(Records from a data collection)
——
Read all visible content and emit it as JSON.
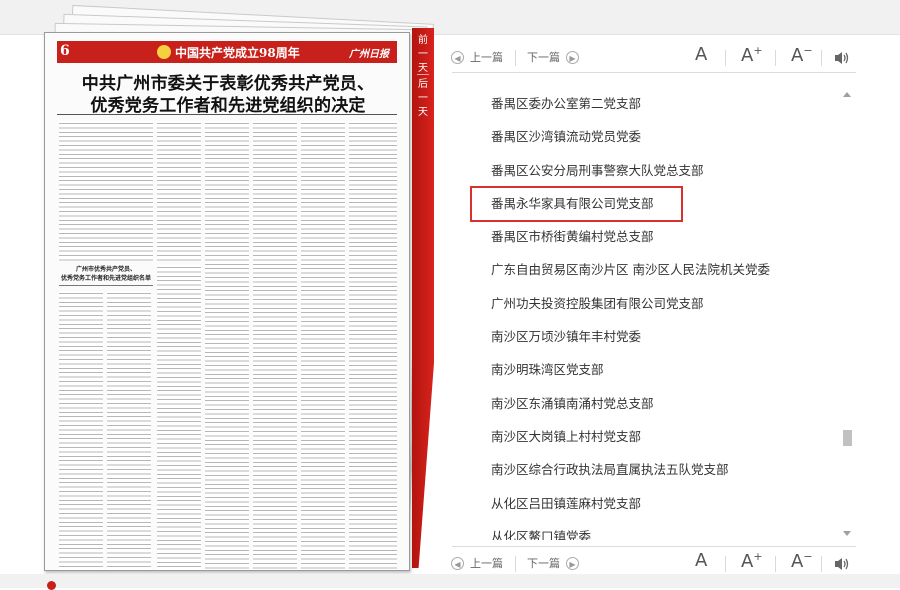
{
  "newspaper": {
    "page_number": "6",
    "masthead_title": "中国共产党成立98周年",
    "masthead_logo": "广州日报",
    "headline_line1": "中共广州市委关于表彰优秀共产党员、",
    "headline_line2": "优秀党务工作者和先进党组织的决定",
    "subhead_line1": "广州市优秀共产党员、",
    "subhead_line2": "优秀党务工作者和先进党组织名单"
  },
  "date_nav": {
    "prev_day": "前一天",
    "next_day": "后一天"
  },
  "toolbar": {
    "prev_label": "上一篇",
    "next_label": "下一篇",
    "font_default": "A",
    "font_increase": "A",
    "font_increase_sup": "+",
    "font_decrease": "A",
    "font_decrease_sup": "−",
    "speaker_icon": "speaker-icon"
  },
  "org_list": [
    "番禺区委办公室第二党支部",
    "番禺区沙湾镇流动党员党委",
    "番禺区公安分局刑事警察大队党总支部",
    "番禺永华家具有限公司党支部",
    "番禺区市桥街黄编村党总支部",
    "广东自由贸易区南沙片区 南沙区人民法院机关党委",
    "广州功夫投资控股集团有限公司党支部",
    "南沙区万顷沙镇年丰村党委",
    "南沙明珠湾区党支部",
    "南沙区东涌镇南涌村党总支部",
    "南沙区大岗镇上村村党支部",
    "南沙区综合行政执法局直属执法五队党支部",
    "从化区吕田镇莲麻村党支部",
    "从化区鳌口镇党委"
  ],
  "highlighted_item": "番禺永华家具有限公司党支部",
  "colors": {
    "accent_red": "#c8201b",
    "highlight_border": "#d9312b"
  }
}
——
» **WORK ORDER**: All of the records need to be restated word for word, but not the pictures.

» **OUTPUT BELOW**:
Read all visible content and emit it as JSON.
{
  "newspaper": {
    "page_number": "6",
    "masthead_title": "中国共产党成立98周年",
    "masthead_logo": "广州日报",
    "headline_line1": "中共广州市委关于表彰优秀共产党员、",
    "headline_line2": "优秀党务工作者和先进党组织的决定",
    "subhead_line1": "广州市优秀共产党员、",
    "subhead_line2": "优秀党务工作者和先进党组织名单"
  },
  "date_nav": {
    "prev_day": "前一天",
    "next_day": "后一天"
  },
  "toolbar": {
    "prev_label": "上一篇",
    "next_label": "下一篇",
    "font_default": "A",
    "font_increase": "A",
    "font_increase_sup": "+",
    "font_decrease": "A",
    "font_decrease_sup": "−",
    "speaker_icon": "speaker-icon"
  },
  "org_list": [
    "番禺区委办公室第二党支部",
    "番禺区沙湾镇流动党员党委",
    "番禺区公安分局刑事警察大队党总支部",
    "番禺永华家具有限公司党支部",
    "番禺区市桥街黄编村党总支部",
    "广东自由贸易区南沙片区 南沙区人民法院机关党委",
    "广州功夫投资控股集团有限公司党支部",
    "南沙区万顷沙镇年丰村党委",
    "南沙明珠湾区党支部",
    "南沙区东涌镇南涌村党总支部",
    "南沙区大岗镇上村村党支部",
    "南沙区综合行政执法局直属执法五队党支部",
    "从化区吕田镇莲麻村党支部",
    "从化区鳌口镇党委"
  ],
  "highlighted_item": "番禺永华家具有限公司党支部",
  "colors": {
    "accent_red": "#c8201b",
    "highlight_border": "#d9312b"
  }
}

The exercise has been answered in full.